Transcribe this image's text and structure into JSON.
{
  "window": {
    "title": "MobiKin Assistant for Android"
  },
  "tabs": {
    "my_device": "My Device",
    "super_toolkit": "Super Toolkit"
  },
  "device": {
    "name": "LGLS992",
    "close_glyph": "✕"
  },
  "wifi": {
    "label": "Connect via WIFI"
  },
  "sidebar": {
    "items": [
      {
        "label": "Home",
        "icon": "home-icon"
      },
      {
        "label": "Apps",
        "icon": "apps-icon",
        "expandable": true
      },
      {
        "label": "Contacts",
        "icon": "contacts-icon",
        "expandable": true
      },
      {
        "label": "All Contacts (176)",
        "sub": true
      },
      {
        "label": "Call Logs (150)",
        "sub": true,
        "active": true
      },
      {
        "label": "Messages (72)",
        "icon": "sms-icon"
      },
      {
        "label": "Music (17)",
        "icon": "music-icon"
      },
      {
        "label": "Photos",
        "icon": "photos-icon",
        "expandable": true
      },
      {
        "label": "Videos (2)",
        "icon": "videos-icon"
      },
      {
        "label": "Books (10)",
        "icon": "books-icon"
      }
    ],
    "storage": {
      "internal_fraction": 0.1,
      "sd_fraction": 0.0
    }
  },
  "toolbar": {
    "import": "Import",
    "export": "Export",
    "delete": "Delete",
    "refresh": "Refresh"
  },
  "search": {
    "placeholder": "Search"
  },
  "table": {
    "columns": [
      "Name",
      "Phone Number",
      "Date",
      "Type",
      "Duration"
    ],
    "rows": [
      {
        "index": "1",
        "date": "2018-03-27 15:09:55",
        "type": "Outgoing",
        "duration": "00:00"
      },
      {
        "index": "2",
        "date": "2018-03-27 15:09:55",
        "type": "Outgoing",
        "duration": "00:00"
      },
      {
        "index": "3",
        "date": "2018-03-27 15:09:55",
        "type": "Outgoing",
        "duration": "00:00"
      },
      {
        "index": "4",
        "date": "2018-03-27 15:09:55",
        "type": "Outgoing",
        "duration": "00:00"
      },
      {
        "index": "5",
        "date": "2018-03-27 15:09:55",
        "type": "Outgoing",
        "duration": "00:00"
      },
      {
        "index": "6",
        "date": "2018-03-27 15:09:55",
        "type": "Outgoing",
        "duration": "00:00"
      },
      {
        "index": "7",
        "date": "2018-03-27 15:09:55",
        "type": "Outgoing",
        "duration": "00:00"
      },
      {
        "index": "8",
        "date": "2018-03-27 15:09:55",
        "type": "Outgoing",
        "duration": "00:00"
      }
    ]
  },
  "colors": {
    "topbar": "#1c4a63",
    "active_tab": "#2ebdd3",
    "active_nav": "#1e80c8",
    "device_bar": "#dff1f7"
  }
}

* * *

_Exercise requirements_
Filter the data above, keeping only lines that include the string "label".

_Response to this task_
    "label": "Connect via WIFI"
        "label": "Home",
        "label": "Apps",
        "label": "Contacts",
        "label": "All Contacts (176)",
        "label": "Call Logs (150)",
        "label": "Messages (72)",
        "label": "Music (17)",
        "label": "Photos",
        "label": "Videos (2)",
        "label": "Books (10)",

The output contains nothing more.